# Task directions
Quote all of the data exactly as given. Skip every picture it contains.

# Excerpted data
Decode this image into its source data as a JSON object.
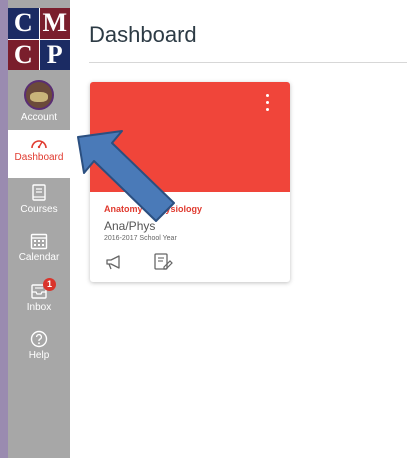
{
  "logo": {
    "letters": [
      "C",
      "M",
      "C",
      "P"
    ]
  },
  "sidebar": {
    "items": [
      {
        "label": "Account",
        "icon": "avatar"
      },
      {
        "label": "Dashboard",
        "icon": "dashboard-icon",
        "active": true
      },
      {
        "label": "Courses",
        "icon": "courses-icon"
      },
      {
        "label": "Calendar",
        "icon": "calendar-icon"
      },
      {
        "label": "Inbox",
        "icon": "inbox-icon",
        "badge": "1"
      },
      {
        "label": "Help",
        "icon": "help-icon"
      }
    ]
  },
  "main": {
    "title": "Dashboard",
    "card": {
      "course_name": "Anatomy & Physiology",
      "course_code": "Ana/Phys",
      "term": "2016-2017 School Year",
      "hero_color": "#f0453a",
      "actions": [
        "announcements-icon",
        "assignments-icon"
      ]
    }
  },
  "annotation": {
    "type": "arrow",
    "color": "#4a7ab8",
    "points_to": "Dashboard"
  },
  "colors": {
    "sidebar_bg": "#a7a7a7",
    "active_text": "#e03a2f",
    "logo_navy": "#1b2b63",
    "logo_maroon": "#7a1e2c"
  }
}
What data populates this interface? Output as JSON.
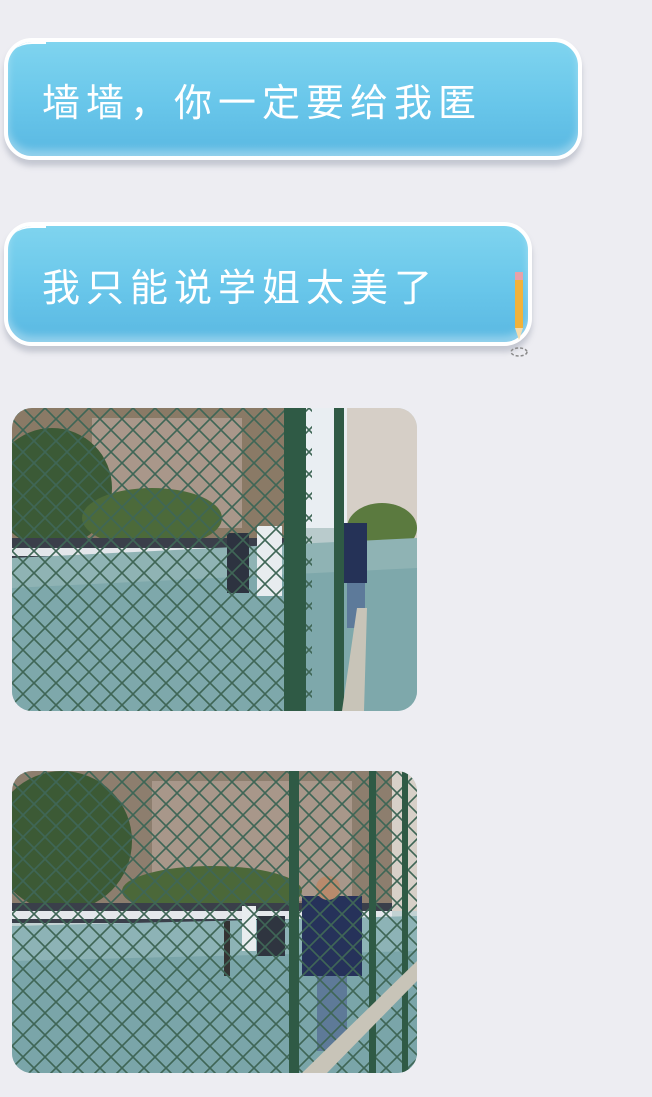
{
  "messages": [
    {
      "type": "text",
      "text": "墙墙，你一定要给我匿"
    },
    {
      "type": "text",
      "text": "我只能说学姐太美了"
    },
    {
      "type": "image",
      "description_icon": "photo-icon"
    },
    {
      "type": "image",
      "description_icon": "photo-icon"
    }
  ],
  "colors": {
    "background": "#ededf2",
    "bubble": "#68c6ea",
    "bubble_border": "#ffffff",
    "text": "#ffffff"
  }
}
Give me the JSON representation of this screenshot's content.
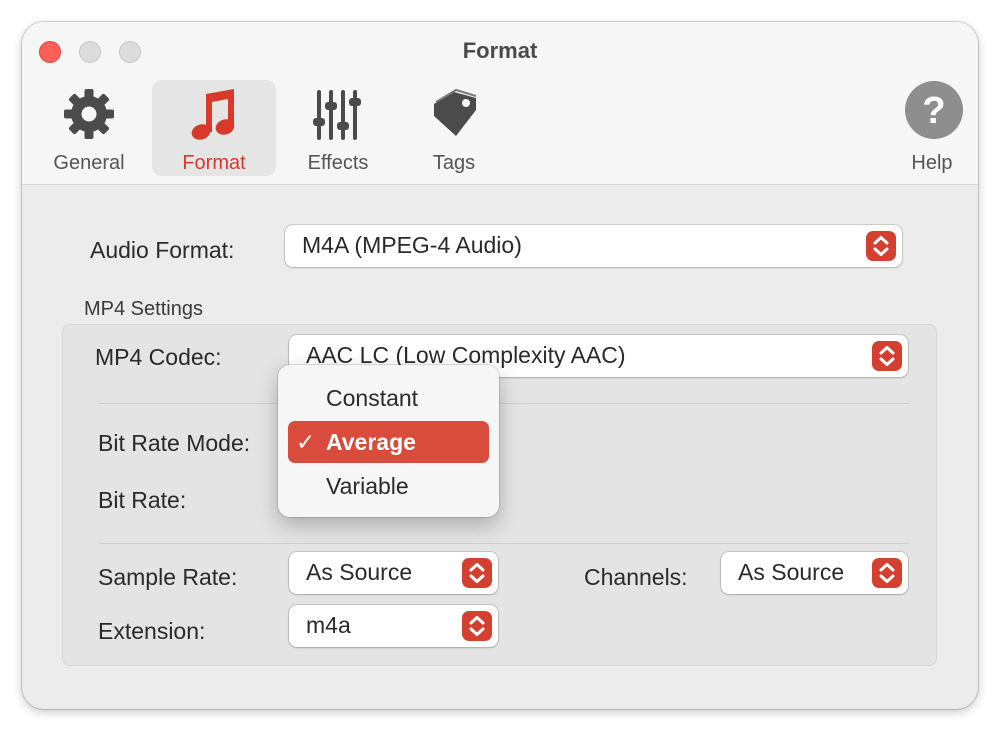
{
  "window": {
    "title": "Format"
  },
  "toolbar": {
    "general": {
      "label": "General",
      "icon": "gear-icon"
    },
    "format": {
      "label": "Format",
      "icon": "music-note-icon"
    },
    "effects": {
      "label": "Effects",
      "icon": "sliders-icon"
    },
    "tags": {
      "label": "Tags",
      "icon": "tag-icon"
    },
    "help": {
      "label": "Help",
      "icon": "question-icon"
    },
    "selected": "format"
  },
  "form": {
    "audio_format": {
      "label": "Audio Format:",
      "value": "M4A (MPEG-4 Audio)"
    },
    "mp4_settings": {
      "title": "MP4 Settings",
      "codec": {
        "label": "MP4 Codec:",
        "value": "AAC LC (Low Complexity AAC)"
      },
      "bit_rate_mode": {
        "label": "Bit Rate Mode:"
      },
      "bit_rate": {
        "label": "Bit Rate:"
      },
      "sample_rate": {
        "label": "Sample Rate:",
        "value": "As Source"
      },
      "channels": {
        "label": "Channels:",
        "value": "As Source"
      },
      "extension": {
        "label": "Extension:",
        "value": "m4a"
      }
    }
  },
  "bit_rate_menu": {
    "items": [
      {
        "label": "Constant"
      },
      {
        "label": "Average",
        "checked": true,
        "check_mark": "✓"
      },
      {
        "label": "Variable"
      }
    ]
  },
  "colors": {
    "accent": "#d94b3a",
    "stepper": "#d4402f",
    "close_button": "#fe5f57"
  }
}
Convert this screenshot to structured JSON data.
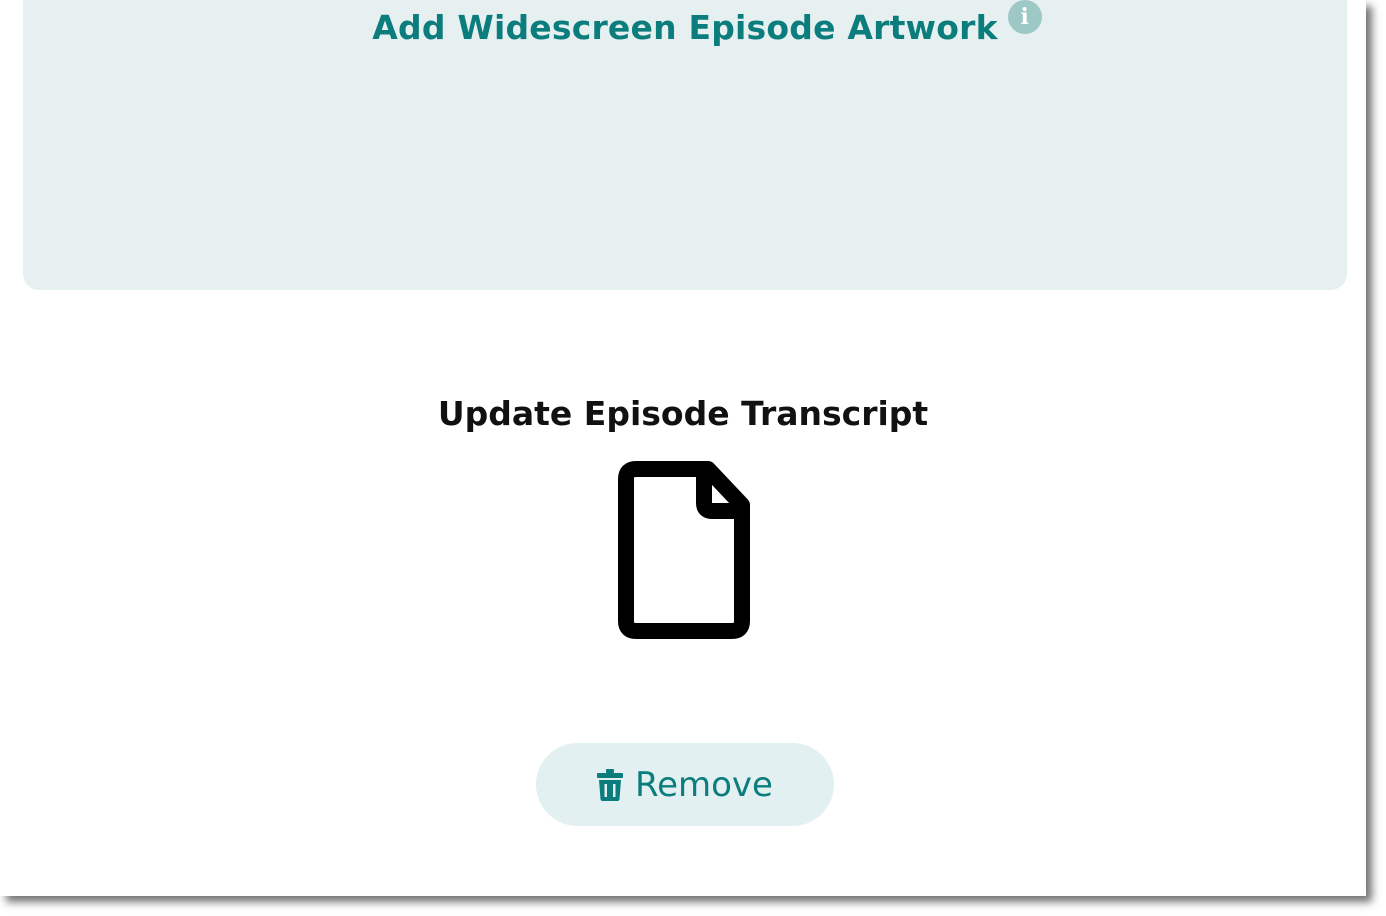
{
  "artwork": {
    "add_label": "Add Widescreen Episode Artwork",
    "info_glyph": "i"
  },
  "transcript": {
    "title": "Update Episode Transcript",
    "file_icon": "file-icon"
  },
  "remove_button": {
    "label": "Remove",
    "icon": "trash-icon"
  },
  "colors": {
    "accent": "#0b7d7d",
    "panel_bg": "#e7f0f1",
    "button_bg": "#e3f0f1",
    "info_icon_bg": "#9ec8c6"
  }
}
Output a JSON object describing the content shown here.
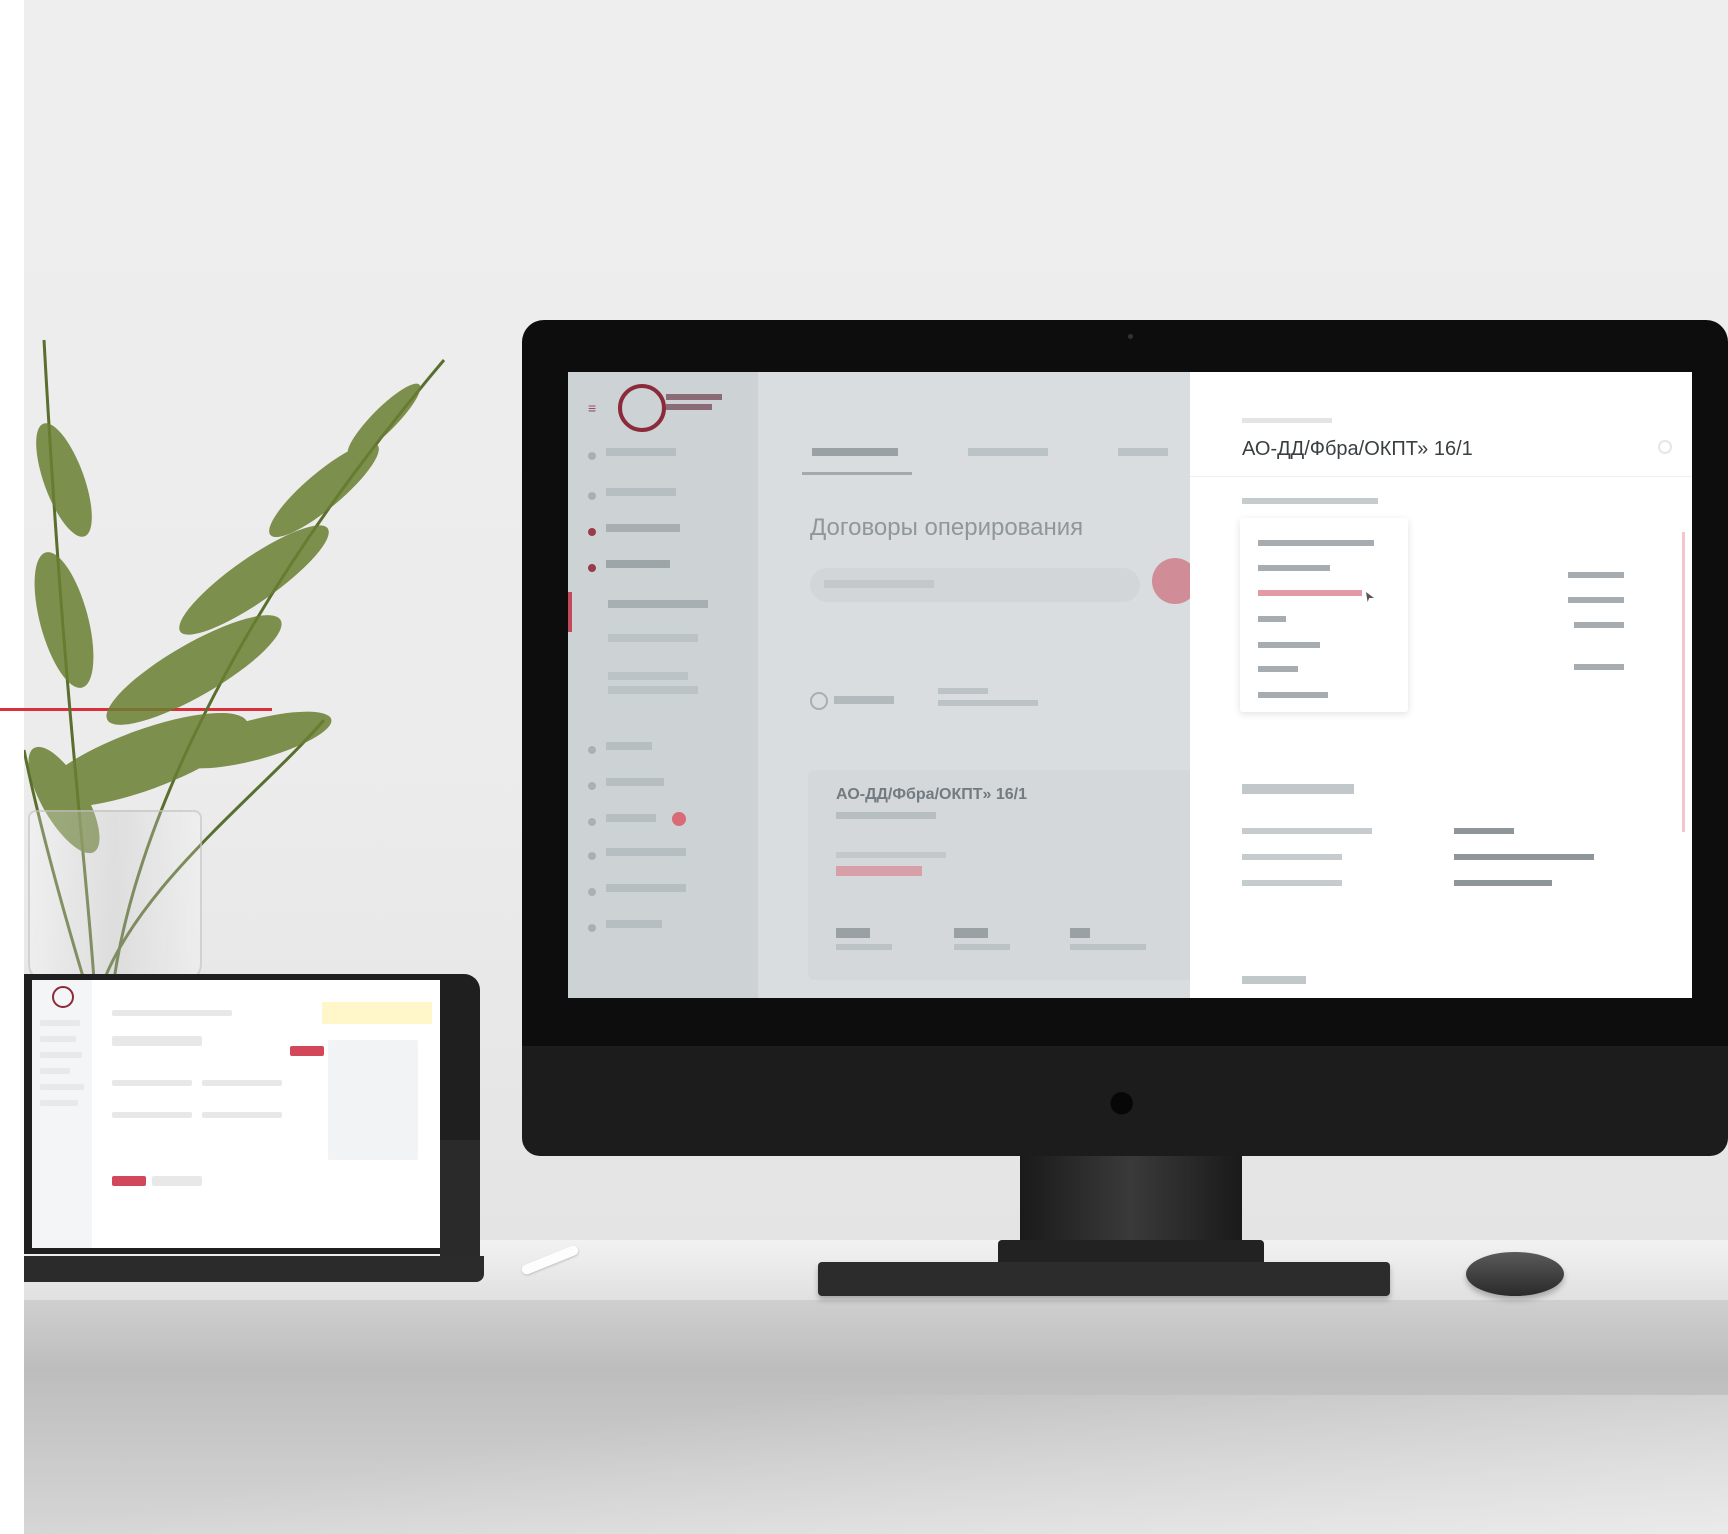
{
  "scene": {
    "accent_color": "#d8313c",
    "brand_color": "#d2485a"
  },
  "imac": {
    "logo": {
      "icon": "company-logo"
    },
    "sidebar": {
      "items": [
        {
          "icon": "dashboard-icon"
        },
        {
          "icon": "analytics-icon"
        },
        {
          "icon": "documents-icon"
        },
        {
          "icon": "contracts-icon"
        },
        {
          "icon": "submenu-item"
        },
        {
          "icon": "submenu-item"
        },
        {
          "icon": "submenu-item"
        },
        {
          "icon": "folder-icon"
        },
        {
          "icon": "finance-icon"
        },
        {
          "icon": "alerts-icon"
        },
        {
          "icon": "settings-icon"
        },
        {
          "icon": "users-icon"
        },
        {
          "icon": "reports-icon"
        }
      ]
    },
    "main": {
      "title": "Договоры оперирования",
      "card": {
        "title": "АО-ДД/Фбра/ОКПТ» 16/1"
      }
    },
    "detail": {
      "title": "АО-ДД/Фбра/ОКПТ» 16/1",
      "dropdown_items": [
        {
          "active": false
        },
        {
          "active": false
        },
        {
          "active": true
        },
        {
          "active": false
        },
        {
          "active": false
        },
        {
          "active": false
        },
        {
          "active": false
        }
      ]
    }
  },
  "apple_logo": ""
}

# Exercise result
Decode this image into its source data as a JSON object.
{
  "logo": {
    "letters": [
      "C",
      "M",
      "C",
      "P"
    ]
  },
  "sidebar": {
    "items": [
      {
        "label": "Account",
        "icon": "avatar"
      },
      {
        "label": "Dashboard",
        "icon": "dashboard-icon",
        "active": true
      },
      {
        "label": "Courses",
        "icon": "courses-icon"
      },
      {
        "label": "Calendar",
        "icon": "calendar-icon"
      },
      {
        "label": "Inbox",
        "icon": "inbox-icon",
        "badge": "1"
      },
      {
        "label": "Help",
        "icon": "help-icon"
      }
    ]
  },
  "main": {
    "title": "Dashboard",
    "card": {
      "course_name": "Anatomy & Physiology",
      "course_code": "Ana/Phys",
      "term": "2016-2017 School Year",
      "hero_color": "#f0453a",
      "actions": [
        "announcements-icon",
        "assignments-icon"
      ]
    }
  },
  "annotation": {
    "type": "arrow",
    "color": "#4a7ab8",
    "points_to": "Dashboard"
  },
  "colors": {
    "sidebar_bg": "#a7a7a7",
    "active_text": "#e03a2f",
    "logo_navy": "#1b2b63",
    "logo_maroon": "#7a1e2c"
  }
}
What data populates this interface? Output as JSON.
{
  "messages": [
    {
      "type": "text",
      "text": "墙墙，你一定要给我匿"
    },
    {
      "type": "text",
      "text": "我只能说学姐太美了"
    },
    {
      "type": "image",
      "description_icon": "photo-icon"
    },
    {
      "type": "image",
      "description_icon": "photo-icon"
    }
  ],
  "colors": {
    "background": "#ededf2",
    "bubble": "#68c6ea",
    "bubble_border": "#ffffff",
    "text": "#ffffff"
  }
}
Give me the JSON representation of this screenshot's content.
{
  "window": {
    "title": "Format"
  },
  "toolbar": {
    "general": {
      "label": "General",
      "icon": "gear-icon"
    },
    "format": {
      "label": "Format",
      "icon": "music-note-icon"
    },
    "effects": {
      "label": "Effects",
      "icon": "sliders-icon"
    },
    "tags": {
      "label": "Tags",
      "icon": "tag-icon"
    },
    "help": {
      "label": "Help",
      "icon": "question-icon"
    },
    "selected": "format"
  },
  "form": {
    "audio_format": {
      "label": "Audio Format:",
      "value": "M4A (MPEG-4 Audio)"
    },
    "mp4_settings": {
      "title": "MP4 Settings",
      "codec": {
        "label": "MP4 Codec:",
        "value": "AAC LC (Low Complexity AAC)"
      },
      "bit_rate_mode": {
        "label": "Bit Rate Mode:"
      },
      "bit_rate": {
        "label": "Bit Rate:"
      },
      "sample_rate": {
        "label": "Sample Rate:",
        "value": "As Source"
      },
      "channels": {
        "label": "Channels:",
        "value": "As Source"
      },
      "extension": {
        "label": "Extension:",
        "value": "m4a"
      }
    }
  },
  "bit_rate_menu": {
    "items": [
      {
        "label": "Constant"
      },
      {
        "label": "Average",
        "checked": true,
        "check_mark": "✓"
      },
      {
        "label": "Variable"
      }
    ]
  },
  "colors": {
    "accent": "#d94b3a",
    "stepper": "#d4402f",
    "close_button": "#fe5f57"
  }
}
Convert this screenshot to structured JSON data.
{
  "artwork": {
    "add_label": "Add Widescreen Episode Artwork",
    "info_glyph": "i"
  },
  "transcript": {
    "title": "Update Episode Transcript",
    "file_icon": "file-icon"
  },
  "remove_button": {
    "label": "Remove",
    "icon": "trash-icon"
  },
  "colors": {
    "accent": "#0b7d7d",
    "panel_bg": "#e7f0f1",
    "button_bg": "#e3f0f1",
    "info_icon_bg": "#9ec8c6"
  }
}
Output a JSON object describing the content shown here.
{
  "scene": {
    "accent_color": "#d8313c",
    "brand_color": "#d2485a"
  },
  "imac": {
    "logo": {
      "icon": "company-logo"
    },
    "sidebar": {
      "items": [
        {
          "icon": "dashboard-icon"
        },
        {
          "icon": "analytics-icon"
        },
        {
          "icon": "documents-icon"
        },
        {
          "icon": "contracts-icon"
        },
        {
          "icon": "submenu-item"
        },
        {
          "icon": "submenu-item"
        },
        {
          "icon": "submenu-item"
        },
        {
          "icon": "folder-icon"
        },
        {
          "icon": "finance-icon"
        },
        {
          "icon": "alerts-icon"
        },
        {
          "icon": "settings-icon"
        },
        {
          "icon": "users-icon"
        },
        {
          "icon": "reports-icon"
        }
      ]
    },
    "main": {
      "title": "Договоры оперирования",
      "card": {
        "title": "АО-ДД/Фбра/ОКПТ» 16/1"
      }
    },
    "detail": {
      "title": "АО-ДД/Фбра/ОКПТ» 16/1",
      "dropdown_items": [
        {
          "active": false
        },
        {
          "active": false
        },
        {
          "active": true
        },
        {
          "active": false
        },
        {
          "active": false
        },
        {
          "active": false
        },
        {
          "active": false
        }
      ]
    }
  },
  "apple_logo": ""
}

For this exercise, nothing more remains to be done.